» EXERCISE: To complete the exercise, repeat every record exactly as it stands.

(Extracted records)
# # #

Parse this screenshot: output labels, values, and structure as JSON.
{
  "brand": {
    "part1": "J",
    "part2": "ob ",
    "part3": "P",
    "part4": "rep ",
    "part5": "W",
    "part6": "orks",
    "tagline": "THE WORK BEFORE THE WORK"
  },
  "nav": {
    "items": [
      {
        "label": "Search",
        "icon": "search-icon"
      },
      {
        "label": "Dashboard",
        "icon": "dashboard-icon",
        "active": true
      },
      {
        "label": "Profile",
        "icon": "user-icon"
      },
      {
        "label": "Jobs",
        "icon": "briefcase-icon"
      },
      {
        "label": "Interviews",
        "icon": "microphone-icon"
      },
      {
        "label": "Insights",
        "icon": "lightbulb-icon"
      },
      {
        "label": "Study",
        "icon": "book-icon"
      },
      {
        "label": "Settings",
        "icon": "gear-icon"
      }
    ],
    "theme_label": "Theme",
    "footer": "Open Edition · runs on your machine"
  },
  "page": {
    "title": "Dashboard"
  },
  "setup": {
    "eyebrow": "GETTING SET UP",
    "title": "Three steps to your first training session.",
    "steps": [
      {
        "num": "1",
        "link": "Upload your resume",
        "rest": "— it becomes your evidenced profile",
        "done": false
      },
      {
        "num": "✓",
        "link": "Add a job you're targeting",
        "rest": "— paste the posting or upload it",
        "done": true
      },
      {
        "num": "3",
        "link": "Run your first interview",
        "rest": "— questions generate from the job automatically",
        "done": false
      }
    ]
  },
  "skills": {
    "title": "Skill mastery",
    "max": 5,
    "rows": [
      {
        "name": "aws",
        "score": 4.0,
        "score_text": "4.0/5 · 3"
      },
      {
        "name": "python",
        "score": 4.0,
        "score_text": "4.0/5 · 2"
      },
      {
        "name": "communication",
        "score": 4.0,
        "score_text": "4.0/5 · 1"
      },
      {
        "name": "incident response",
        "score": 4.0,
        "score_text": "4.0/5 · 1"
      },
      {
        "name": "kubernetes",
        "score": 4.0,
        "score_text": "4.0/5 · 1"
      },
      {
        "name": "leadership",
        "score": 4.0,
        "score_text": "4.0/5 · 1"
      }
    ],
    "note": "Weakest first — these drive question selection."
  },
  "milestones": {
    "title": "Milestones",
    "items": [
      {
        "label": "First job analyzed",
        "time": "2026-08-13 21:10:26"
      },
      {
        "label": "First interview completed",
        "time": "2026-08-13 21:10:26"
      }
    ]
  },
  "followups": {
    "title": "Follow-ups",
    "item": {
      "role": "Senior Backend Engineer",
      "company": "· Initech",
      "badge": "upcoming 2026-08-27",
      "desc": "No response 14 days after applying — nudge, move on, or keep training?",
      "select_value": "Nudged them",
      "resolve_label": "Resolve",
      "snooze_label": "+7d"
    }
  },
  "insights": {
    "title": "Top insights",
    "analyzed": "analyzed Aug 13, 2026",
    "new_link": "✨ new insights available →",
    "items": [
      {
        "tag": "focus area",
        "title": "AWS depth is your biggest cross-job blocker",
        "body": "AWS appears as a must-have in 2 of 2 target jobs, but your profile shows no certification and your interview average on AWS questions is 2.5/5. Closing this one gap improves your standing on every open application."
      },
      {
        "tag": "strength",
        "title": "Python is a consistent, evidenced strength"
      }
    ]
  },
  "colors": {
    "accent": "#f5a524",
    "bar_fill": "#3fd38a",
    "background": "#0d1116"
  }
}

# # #

» RESPONSE TO THE TASK:
Parse this screenshot: output labels, values, and structure as JSON.
{
  "brand": {
    "part1": "J",
    "part2": "ob ",
    "part3": "P",
    "part4": "rep ",
    "part5": "W",
    "part6": "orks",
    "tagline": "THE WORK BEFORE THE WORK"
  },
  "nav": {
    "items": [
      {
        "label": "Search",
        "icon": "search-icon"
      },
      {
        "label": "Dashboard",
        "icon": "dashboard-icon",
        "active": true
      },
      {
        "label": "Profile",
        "icon": "user-icon"
      },
      {
        "label": "Jobs",
        "icon": "briefcase-icon"
      },
      {
        "label": "Interviews",
        "icon": "microphone-icon"
      },
      {
        "label": "Insights",
        "icon": "lightbulb-icon"
      },
      {
        "label": "Study",
        "icon": "book-icon"
      },
      {
        "label": "Settings",
        "icon": "gear-icon"
      }
    ],
    "theme_label": "Theme",
    "footer": "Open Edition · runs on your machine"
  },
  "page": {
    "title": "Dashboard"
  },
  "setup": {
    "eyebrow": "GETTING SET UP",
    "title": "Three steps to your first training session.",
    "steps": [
      {
        "num": "1",
        "link": "Upload your resume",
        "rest": "— it becomes your evidenced profile",
        "done": false
      },
      {
        "num": "✓",
        "link": "Add a job you're targeting",
        "rest": "— paste the posting or upload it",
        "done": true
      },
      {
        "num": "3",
        "link": "Run your first interview",
        "rest": "— questions generate from the job automatically",
        "done": false
      }
    ]
  },
  "skills": {
    "title": "Skill mastery",
    "max": 5,
    "rows": [
      {
        "name": "aws",
        "score": 4.0,
        "score_text": "4.0/5 · 3"
      },
      {
        "name": "python",
        "score": 4.0,
        "score_text": "4.0/5 · 2"
      },
      {
        "name": "communication",
        "score": 4.0,
        "score_text": "4.0/5 · 1"
      },
      {
        "name": "incident response",
        "score": 4.0,
        "score_text": "4.0/5 · 1"
      },
      {
        "name": "kubernetes",
        "score": 4.0,
        "score_text": "4.0/5 · 1"
      },
      {
        "name": "leadership",
        "score": 4.0,
        "score_text": "4.0/5 · 1"
      }
    ],
    "note": "Weakest first — these drive question selection."
  },
  "milestones": {
    "title": "Milestones",
    "items": [
      {
        "label": "First job analyzed",
        "time": "2026-08-13 21:10:26"
      },
      {
        "label": "First interview completed",
        "time": "2026-08-13 21:10:26"
      }
    ]
  },
  "followups": {
    "title": "Follow-ups",
    "item": {
      "role": "Senior Backend Engineer",
      "company": "· Initech",
      "badge": "upcoming 2026-08-27",
      "desc": "No response 14 days after applying — nudge, move on, or keep training?",
      "select_value": "Nudged them",
      "resolve_label": "Resolve",
      "snooze_label": "+7d"
    }
  },
  "insights": {
    "title": "Top insights",
    "analyzed": "analyzed Aug 13, 2026",
    "new_link": "✨ new insights available →",
    "items": [
      {
        "tag": "focus area",
        "title": "AWS depth is your biggest cross-job blocker",
        "body": "AWS appears as a must-have in 2 of 2 target jobs, but your profile shows no certification and your interview average on AWS questions is 2.5/5. Closing this one gap improves your standing on every open application."
      },
      {
        "tag": "strength",
        "title": "Python is a consistent, evidenced strength"
      }
    ]
  },
  "colors": {
    "accent": "#f5a524",
    "bar_fill": "#3fd38a",
    "background": "#0d1116"
  }
}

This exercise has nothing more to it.